Program sponsors should keep in mind the following points when understanding their risks:
• Program sponsors should be aware of these consumer protections and issues so they can determine whether their prospective financing partners have the proper safeguards in place.
• Although headline risk can never be completely eliminated, ensuring that clean energy financing programs have strong consumer protection and contractor risk management features can help reduce this risk.
• In the case of facilitating lenders and their capital sources, program sponsors should be wary if they become a holder.
• Program sponsors should address any potential for contractor misconduct that arises due to their participation in an energy finance program. When a program sponsor engages with a lender, it should also undertake due diligence on the lender’s management of Holder Rule risk.
To protect their own liability, capital providers and program sponsors should conduct due diligence on a lender’s contractor quality assurance procedures.
Many energy lending programs effectively manage risks, both from the program sponsor side as well as from the lending side.
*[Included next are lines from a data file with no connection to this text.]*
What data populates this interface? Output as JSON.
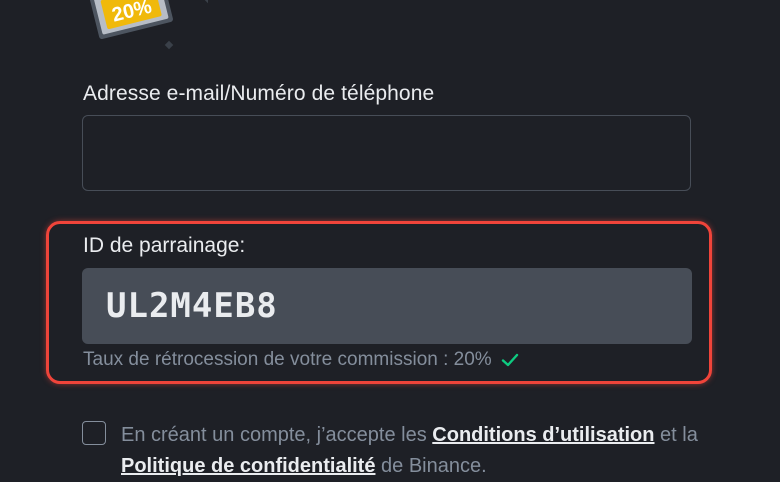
{
  "promo": {
    "icon": "discount-badge-icon",
    "text": "20%"
  },
  "email": {
    "label": "Adresse e-mail/Numéro de téléphone",
    "value": "",
    "placeholder": ""
  },
  "referral": {
    "label": "ID de parrainage:",
    "value": "UL2M4EB8",
    "commission_text": "Taux de rétrocession de votre commission : 20%",
    "check_icon": "check-icon"
  },
  "terms": {
    "prefix": "En créant un compte, j’accepte les ",
    "conditions_link": "Conditions d’utilisation",
    "middle": " et la ",
    "privacy_link": "Politique de confidentialité",
    "suffix": " de Binance."
  },
  "colors": {
    "background": "#1e2026",
    "highlight_border": "#f0443a",
    "input_filled": "#474d57",
    "success": "#0ecb81",
    "badge": "#fcd535"
  }
}
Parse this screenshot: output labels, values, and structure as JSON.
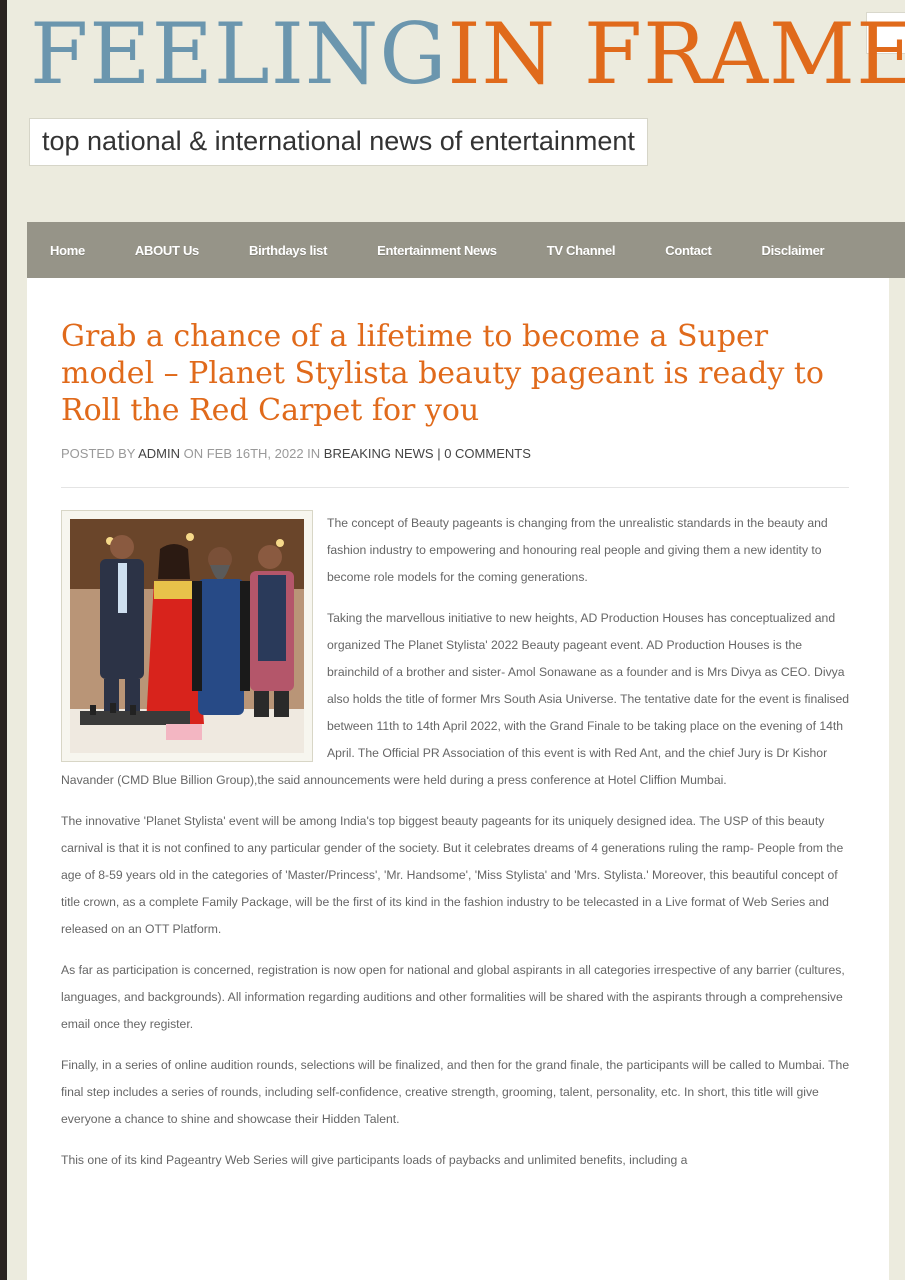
{
  "site": {
    "title_part1": "FEELING",
    "title_part2": "IN FRAME",
    "tagline": "top national & international news of entertainment"
  },
  "nav": {
    "items": [
      "Home",
      "ABOUT Us",
      "Birthdays list",
      "Entertainment News",
      "TV Channel",
      "Contact",
      "Disclaimer"
    ]
  },
  "post": {
    "title": "Grab a chance of a lifetime to become a Super model – Planet Stylista beauty pageant is ready to Roll the Red Carpet for you",
    "meta": {
      "posted_by": "POSTED BY",
      "author": "ADMIN",
      "on": "ON FEB 16TH, 2022 IN",
      "category": "BREAKING NEWS",
      "sep": " | ",
      "comments": "0 COMMENTS"
    },
    "paragraphs": [
      "The concept of Beauty pageants is changing from the unrealistic standards in the beauty and fashion industry to empowering and honouring real people and giving them a new identity to become role models for the coming generations.",
      "Taking the marvellous initiative to new heights, AD Production Houses has conceptualized and organized The Planet Stylista' 2022 Beauty pageant event. AD Production Houses is the brainchild of a brother and sister- Amol Sonawane as a founder and is Mrs Divya as CEO. Divya also holds the title of former Mrs South Asia Universe. The tentative date for the event is finalised between 11th to 14th April 2022, with the Grand Finale to be taking place on the evening of 14th April. The Official PR Association of this event is with Red Ant, and the chief Jury is Dr Kishor Navander (CMD Blue Billion Group),the said announcements were held during a press conference at Hotel Cliffion Mumbai.",
      "The innovative 'Planet Stylista' event will be among India's top biggest beauty pageants for its uniquely designed idea. The USP of this beauty carnival is that it is not confined to any particular gender of the society. But it celebrates dreams of 4 generations ruling the ramp- People from the age of 8-59 years old in the categories of 'Master/Princess', 'Mr. Handsome', 'Miss Stylista' and 'Mrs. Stylista.' Moreover, this beautiful concept of title crown, as a complete Family Package, will be the first of its kind in the fashion industry to be telecasted in a Live format of Web Series and released on an OTT Platform.",
      "As far as participation is concerned, registration is now open for national and global aspirants in all categories irrespective of any barrier (cultures, languages, and backgrounds). All information regarding auditions and other formalities will be shared with the aspirants through a comprehensive email once they register.",
      "Finally, in a series of online audition rounds, selections will be finalized, and then for the grand finale, the participants will be called to Mumbai. The final step includes a series of rounds, including self-confidence, creative strength, grooming, talent, personality, etc. In short, this title will give everyone a chance to shine and showcase their Hidden Talent.",
      "This one of its kind Pageantry Web Series will give participants loads of paybacks and unlimited benefits, including a"
    ]
  },
  "colors": {
    "title_blue": "#6b96ae",
    "accent_orange": "#e06a1b",
    "nav_bg": "#969488",
    "page_bg": "#ecebde"
  }
}
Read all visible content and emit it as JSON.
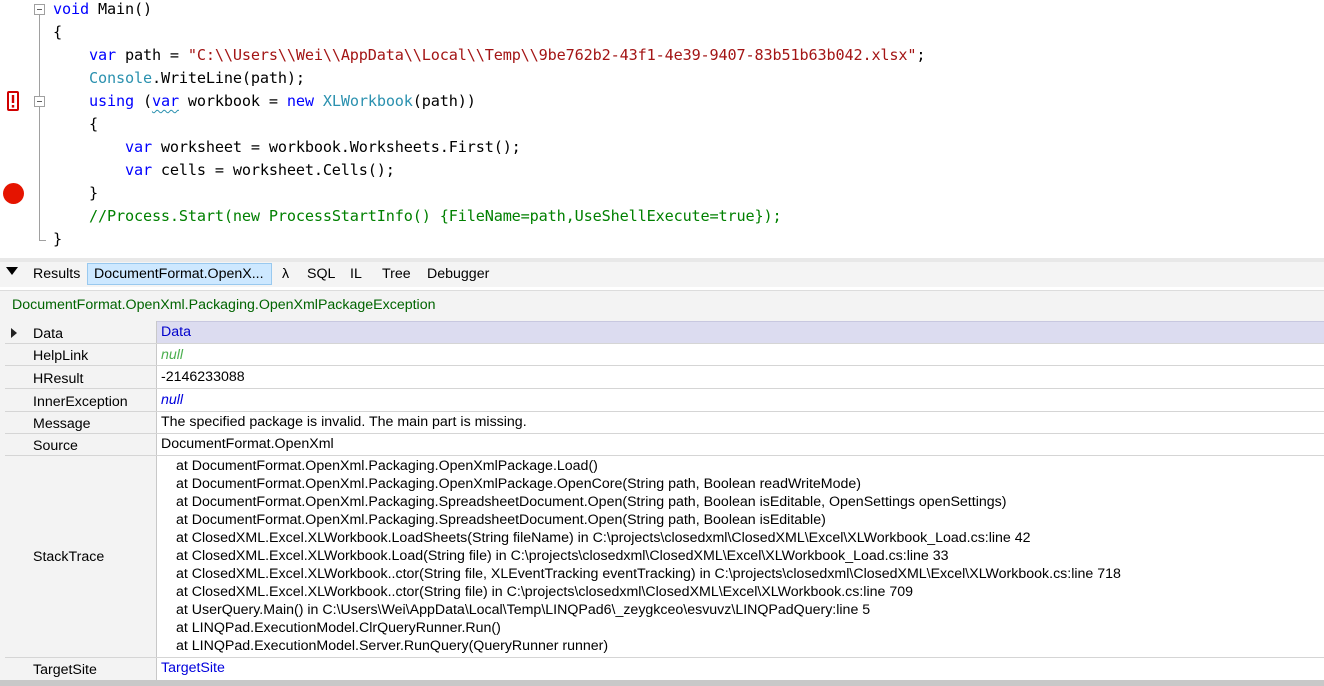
{
  "editor": {
    "lines": [
      {
        "parts": [
          {
            "c": "kw",
            "t": "void"
          },
          {
            "c": "",
            "t": " Main()"
          }
        ]
      },
      {
        "parts": [
          {
            "c": "",
            "t": "{"
          }
        ]
      },
      {
        "parts": [
          {
            "c": "",
            "t": "    "
          },
          {
            "c": "kw",
            "t": "var"
          },
          {
            "c": "",
            "t": " path = "
          },
          {
            "c": "str",
            "t": "\"C:\\\\Users\\\\Wei\\\\AppData\\\\Local\\\\Temp\\\\9be762b2-43f1-4e39-9407-83b51b63b042.xlsx\""
          },
          {
            "c": "",
            "t": ";"
          }
        ]
      },
      {
        "parts": [
          {
            "c": "",
            "t": "    "
          },
          {
            "c": "typ",
            "t": "Console"
          },
          {
            "c": "",
            "t": ".WriteLine(path);"
          }
        ]
      },
      {
        "parts": [
          {
            "c": "",
            "t": "    "
          },
          {
            "c": "kw",
            "t": "using"
          },
          {
            "c": "",
            "t": " ("
          },
          {
            "c": "kw squig",
            "t": "var"
          },
          {
            "c": "",
            "t": " workbook = "
          },
          {
            "c": "kw",
            "t": "new"
          },
          {
            "c": "",
            "t": " "
          },
          {
            "c": "typ",
            "t": "XLWorkbook"
          },
          {
            "c": "",
            "t": "(path))"
          }
        ]
      },
      {
        "parts": [
          {
            "c": "",
            "t": "    {"
          }
        ]
      },
      {
        "parts": [
          {
            "c": "",
            "t": "        "
          },
          {
            "c": "kw",
            "t": "var"
          },
          {
            "c": "",
            "t": " worksheet = workbook.Worksheets.First();"
          }
        ]
      },
      {
        "parts": [
          {
            "c": "",
            "t": "        "
          },
          {
            "c": "kw",
            "t": "var"
          },
          {
            "c": "",
            "t": " cells = worksheet.Cells();"
          }
        ]
      },
      {
        "parts": [
          {
            "c": "",
            "t": "    }"
          }
        ]
      },
      {
        "parts": [
          {
            "c": "",
            "t": "    "
          },
          {
            "c": "cmt",
            "t": "//Process.Start(new ProcessStartInfo() {FileName=path,UseShellExecute=true});"
          }
        ]
      },
      {
        "parts": [
          {
            "c": "",
            "t": "}"
          }
        ]
      }
    ]
  },
  "tabs": {
    "results": "Results",
    "active": "DocumentFormat.OpenX...",
    "lambda": "λ",
    "sql": "SQL",
    "il": "IL",
    "tree": "Tree",
    "debugger": "Debugger"
  },
  "exception": {
    "type": "DocumentFormat.OpenXml.Packaging.OpenXmlPackageException",
    "rows": {
      "data_label": "Data",
      "data_value": "Data",
      "helplink_label": "HelpLink",
      "helplink_value": "null",
      "hresult_label": "HResult",
      "hresult_value": "-2146233088",
      "inner_label": "InnerException",
      "inner_value": "null",
      "message_label": "Message",
      "message_value": "The specified package is invalid. The main part is missing.",
      "source_label": "Source",
      "source_value": "DocumentFormat.OpenXml",
      "stacktrace_label": "StackTrace",
      "targetsite_label": "TargetSite",
      "targetsite_value": "TargetSite"
    },
    "stacktrace": [
      "at DocumentFormat.OpenXml.Packaging.OpenXmlPackage.Load()",
      "at DocumentFormat.OpenXml.Packaging.OpenXmlPackage.OpenCore(String path, Boolean readWriteMode)",
      "at DocumentFormat.OpenXml.Packaging.SpreadsheetDocument.Open(String path, Boolean isEditable, OpenSettings openSettings)",
      "at DocumentFormat.OpenXml.Packaging.SpreadsheetDocument.Open(String path, Boolean isEditable)",
      "at ClosedXML.Excel.XLWorkbook.LoadSheets(String fileName) in C:\\projects\\closedxml\\ClosedXML\\Excel\\XLWorkbook_Load.cs:line 42",
      "at ClosedXML.Excel.XLWorkbook.Load(String file) in C:\\projects\\closedxml\\ClosedXML\\Excel\\XLWorkbook_Load.cs:line 33",
      "at ClosedXML.Excel.XLWorkbook..ctor(String file, XLEventTracking eventTracking) in C:\\projects\\closedxml\\ClosedXML\\Excel\\XLWorkbook.cs:line 718",
      "at ClosedXML.Excel.XLWorkbook..ctor(String file) in C:\\projects\\closedxml\\ClosedXML\\Excel\\XLWorkbook.cs:line 709",
      "at UserQuery.Main() in C:\\Users\\Wei\\AppData\\Local\\Temp\\LINQPad6\\_zeygkceo\\esvuvz\\LINQPadQuery:line 5",
      "at LINQPad.ExecutionModel.ClrQueryRunner.Run()",
      "at LINQPad.ExecutionModel.Server.RunQuery(QueryRunner runner)"
    ]
  },
  "colors": {
    "keyword": "#0000ff",
    "string": "#a31515",
    "type": "#2b91af",
    "comment": "#008000",
    "breakpoint": "#e51400",
    "exception_type": "#006400"
  }
}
Effective risk management, including strong contractor QA/QC procedures, not only mitigates the risks discussed in this brief, but also contributes to a more effective and consumer protective program overall. As the industry leader in bringing the worlds of finance and clean energy together, HB&C has advised many clean energy finance programs on appropriate policies and procedures to mitigate the types of risks identified in this brief. We are well-versed on the risks and bene ts of such programs and how to best structure them to ensure compliance and protection for all parties.
Give us a call (720) 689-2288 or fill out the contact form below to discuss your clean energy finance program.